Over the years mankind has evolved in leaps and bounds. We have made sure that things are constantly changing and that we have something new to create every single day of our lives. We have made improvements in our lifestyle with this ability. We have improved our knowledge with this ability. And with knowledge comes change. We know how to try out different things. We know how to experiment. We know the trial and error methods. And one of our finest discoveries have been with regard to technology and our ability to incorporate technology into every aspect of our lives. Even to the extent that we now use technology to guide us in handing out health care to patients.
How is technology used in medicine?
One area where technology has come in very handy in the healthcare sector is in the imaging department. It has made it so easy for us to visualize everything inside our body. Something that couldn’t be done in the years gone by. From a physician to a surgeon, every doctor uses the assistance of imaging, both for diagnostic purposes as well as for treatment purposes such as ovarian cyst removal Singapore. Because appropriate management of the patient relies on correct diagnosis. While clinical symptoms and signs may provide a ﬁrm diagnosis in some cases, other conditions will require the use of supplementary investigations including imaging techniques.

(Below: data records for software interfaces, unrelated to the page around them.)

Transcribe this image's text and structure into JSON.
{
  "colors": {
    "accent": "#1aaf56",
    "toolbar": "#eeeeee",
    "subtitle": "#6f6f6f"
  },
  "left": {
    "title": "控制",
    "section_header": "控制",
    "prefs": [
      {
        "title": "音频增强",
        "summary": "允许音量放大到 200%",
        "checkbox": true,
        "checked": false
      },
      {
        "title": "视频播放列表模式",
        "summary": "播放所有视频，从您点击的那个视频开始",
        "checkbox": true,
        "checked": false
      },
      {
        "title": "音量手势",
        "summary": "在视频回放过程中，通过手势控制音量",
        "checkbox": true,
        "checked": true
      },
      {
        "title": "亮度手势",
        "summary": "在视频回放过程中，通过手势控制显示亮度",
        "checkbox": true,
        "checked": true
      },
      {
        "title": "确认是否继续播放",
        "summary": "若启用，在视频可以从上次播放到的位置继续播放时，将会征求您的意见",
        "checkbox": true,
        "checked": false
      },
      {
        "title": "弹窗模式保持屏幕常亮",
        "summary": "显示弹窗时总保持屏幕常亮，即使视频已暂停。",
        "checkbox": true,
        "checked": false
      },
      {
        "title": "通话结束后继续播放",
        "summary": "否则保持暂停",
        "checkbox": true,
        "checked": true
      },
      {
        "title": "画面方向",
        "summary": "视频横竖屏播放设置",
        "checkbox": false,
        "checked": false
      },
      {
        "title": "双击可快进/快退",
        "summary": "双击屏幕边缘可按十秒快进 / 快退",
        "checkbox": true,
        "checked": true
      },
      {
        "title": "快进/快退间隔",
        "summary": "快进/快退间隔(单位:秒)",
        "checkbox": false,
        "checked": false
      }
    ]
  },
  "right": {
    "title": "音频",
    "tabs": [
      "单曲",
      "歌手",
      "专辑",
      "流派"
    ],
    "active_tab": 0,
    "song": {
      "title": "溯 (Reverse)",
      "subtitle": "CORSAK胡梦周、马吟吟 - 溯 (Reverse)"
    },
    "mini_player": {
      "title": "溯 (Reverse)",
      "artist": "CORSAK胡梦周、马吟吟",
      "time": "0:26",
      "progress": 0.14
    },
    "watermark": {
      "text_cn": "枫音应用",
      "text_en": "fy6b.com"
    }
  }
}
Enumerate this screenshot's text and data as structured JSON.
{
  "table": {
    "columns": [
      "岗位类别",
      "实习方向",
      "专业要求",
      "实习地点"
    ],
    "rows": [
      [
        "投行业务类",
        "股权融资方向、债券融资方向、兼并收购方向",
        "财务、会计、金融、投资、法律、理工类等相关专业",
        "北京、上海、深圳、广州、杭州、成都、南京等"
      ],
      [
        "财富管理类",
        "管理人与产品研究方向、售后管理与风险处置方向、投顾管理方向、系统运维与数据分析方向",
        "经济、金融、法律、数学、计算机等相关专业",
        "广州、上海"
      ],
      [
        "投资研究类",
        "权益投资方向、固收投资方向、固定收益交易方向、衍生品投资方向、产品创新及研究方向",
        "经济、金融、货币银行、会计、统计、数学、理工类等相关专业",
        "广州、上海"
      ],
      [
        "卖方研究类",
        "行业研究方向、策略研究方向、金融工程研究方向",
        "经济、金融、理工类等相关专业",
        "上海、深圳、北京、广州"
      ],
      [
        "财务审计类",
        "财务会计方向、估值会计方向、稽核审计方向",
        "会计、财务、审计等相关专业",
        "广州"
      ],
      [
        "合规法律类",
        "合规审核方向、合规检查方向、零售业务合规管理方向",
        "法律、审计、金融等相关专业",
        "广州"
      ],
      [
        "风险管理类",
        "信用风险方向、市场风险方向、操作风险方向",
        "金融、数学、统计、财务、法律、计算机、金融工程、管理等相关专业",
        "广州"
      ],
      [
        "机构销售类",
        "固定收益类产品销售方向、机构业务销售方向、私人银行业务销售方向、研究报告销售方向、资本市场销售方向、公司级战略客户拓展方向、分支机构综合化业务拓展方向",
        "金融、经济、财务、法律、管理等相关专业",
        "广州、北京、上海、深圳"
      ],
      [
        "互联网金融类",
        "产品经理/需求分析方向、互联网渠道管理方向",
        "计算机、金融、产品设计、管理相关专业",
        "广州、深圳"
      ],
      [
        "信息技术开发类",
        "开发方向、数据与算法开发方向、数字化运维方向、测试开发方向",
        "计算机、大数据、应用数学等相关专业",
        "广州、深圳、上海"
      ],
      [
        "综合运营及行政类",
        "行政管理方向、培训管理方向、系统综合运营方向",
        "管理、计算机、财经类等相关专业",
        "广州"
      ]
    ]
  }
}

The number and scope of imaging techniques available to doctors have dramatically increased within a generation from a time when radiographs alone were the mainstay of investigation. For example now you have the ultrasound scan which has made it possible for treatment with an IVF specialist to take place. Then there was the development of color Doppler, computed tomography (CT) and magnetic resonance imaging (MRI) which have enabled the doctors to make increasingly conﬁdent diagnoses and has reduced the need for diagnostic surgical techniques such as explorative laparotomy.
Faced with such a plethora of imaging to choose from, it is important that the patient is not sent on a journey through multiple unnecessary examinations. As a basic principle, the simplest, cheapest test should be chosen that it is hoped will answer the clinical question. This necessitates knowledge of the potential complications and diagnostic limitations of the various methods. The choice of technique is often dictated by equipment availability, expertise and cost, as well as the clinical presentation. However, it must be emphasized that, not infrequently, the most valuable investigation is a prior radiograph; this not only reduces the cost and the amount of radiation a patient receives but very often improves patient care.